Aside from the direct $600 checks to most Americans, the COVID-19 portion of the bill revives a weekly pandemic jobless benefit boost – this time $300, through March 14 – as well as a popular Paycheck Protection Program of grants to businesses to keep workers on payrolls. It extends eviction protections, adding a new rental assistance fund.
The COVID-19 package draws and expands on an earlier effort from Washington.
It offers billions of dollars for vaccine purchases and distribution, for virus contact tracing, public health departments, schools, universities, farmers, food pantry programs and other institutions and groups facing hardship in the pandemic.
Americans earning up to $75,000 will qualify for the direct $600 payments, which are phased out at higher income levels, and there’s an additional $600 payment per dependent child.
Meantime the government funding portion of the bill keeps federal agencies nationwide running without dramatic changes until Sept. 30.
Trump’s decision to sign the bill in Florida, where he is spending the holidays, came as he faced escalating criticism from lawmakers on all sides over his demands. The bipartisan bill negotiated by Treasury Secretary Steven Mnuchin had already passed the House and Senate by wide margins. Lawmakers thought they had Trump’s blessing after months of negotiations with his administration.

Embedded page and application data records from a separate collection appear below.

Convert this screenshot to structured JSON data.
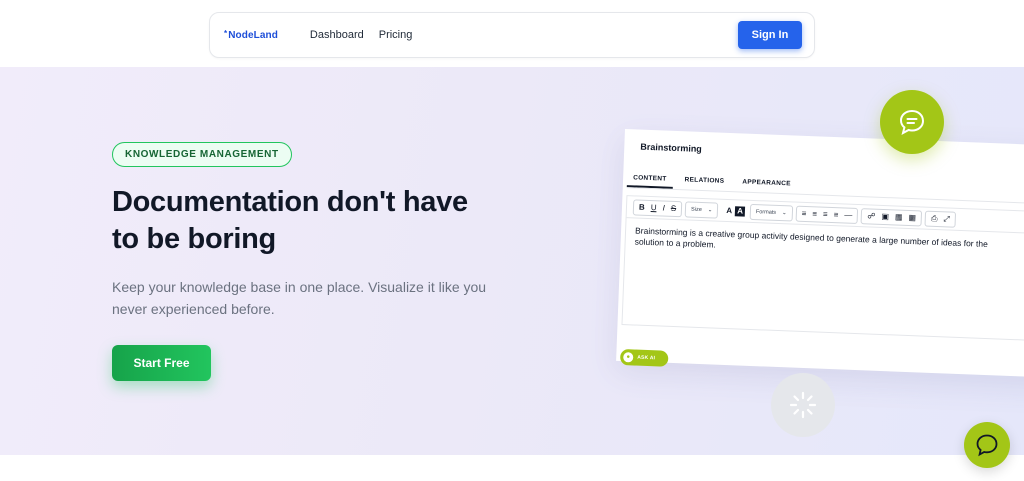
{
  "nav": {
    "logo": "NodeLand",
    "logo_mark": "*",
    "links": [
      "Dashboard",
      "Pricing"
    ],
    "signin_label": "Sign In"
  },
  "hero": {
    "badge": "KNOWLEDGE MANAGEMENT",
    "headline_line1": "Documentation don't have",
    "headline_line2": "to be boring",
    "subtext_line1": "Keep your knowledge base in one place. Visualize it like you",
    "subtext_line2": "never experienced before.",
    "cta_label": "Start Free"
  },
  "editor": {
    "title": "Brainstorming",
    "tabs": [
      "CONTENT",
      "RELATIONS",
      "APPEARANCE"
    ],
    "toolbar": {
      "bold": "B",
      "underline": "U",
      "italic": "I",
      "strike": "S",
      "size": "Size",
      "font_color": "A",
      "bg_color": "A",
      "formats": "Formats"
    },
    "body_line1": "Brainstorming is a creative group activity designed to generate a large number of ideas for the",
    "body_line2": "solution to a problem.",
    "ask_ai": "ASK AI"
  },
  "colors": {
    "brand_blue": "#2563eb",
    "brand_green": "#22c55e",
    "accent_lime": "#a3c617"
  },
  "icons": {
    "hero_chat": "chat-bubble-icon",
    "spinner": "loading-spinner-icon",
    "fab": "chat-icon"
  }
}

The president’s refusal to act, publicized with a video he tweeted just before Christmas, sparked a lapse in unemployment benefits for millions and the threat of a government shutdown.
In his statement about the signing, Trump repeated his frustrations with the COVID-19 relief bill for providing only $600 checks to most Americans and complained about what he considered unnecessary spending, particularly on foreign aid.
While the president insisted he would send Congress “a redlined version” with spending items he wants removed, those are merely suggestions to Congress. Democrats said they would resist such cuts.
For now, the administration can only begin work sending out the $600 payments.
A day after the signing, Trump was back at the golf course in Florida, the state where he is expected to move after President-elect Joe Biden is sworn in Jan. 20.
Republican Rep. Mo Brooks of Alabama, who supported Trump’s challenge of the election results, counted himself among the opponents of a more generous relief package and the call for higher payments.
But Republican Rep. Elise Stefanik of New York said she was open to the idea of $2,000 checks. “Many Americans are in dire need of relief,” she said.
Biden told reporters he supported the $2,000 checks.
The House voted Monday to override Trump’s veto of a defense policy bill.
House members voted 322-87 to override the veto, well above the two-thirds needed to override. If approved by two-thirds of the Senate, the override would be the first of Trump’s presidency.
Trump rejected the defense bill last week, saying it failed to limit social media companies he claims were biased against him during his failed reelection campaign. Trump also opposes language that allows for the renaming of military bases that honor Confederate leaders.
The defense bill, known as the National Defense Authorization Act, or NDAA, affirms 3% pay raises for U.S. troops and authorizes more than $740 billion in military programs and construction.
Sen. Jim Inhofe, R-Okla., chairman of the Senate Armed Services Committee, called the bill “absolutely vital to our national security and our troops. ... Our men and women who volunteer to wear the uniform shouldn’t be denied what they need – ever.”
Trump has offered a series of rationales for rejecting the bill. In his veto message, he said the bill restricts his ability to conduct foreign policy, “particularly my efforts to bring our troops home.’’ Trump was referring to provisions in the bill that impose conditions on his plan to withdraw thousands of troops from Afghanistan and Germany. The measures require the Pentagon to submit reports certifying that the proposed withdrawals would not jeopardize U.S. national security.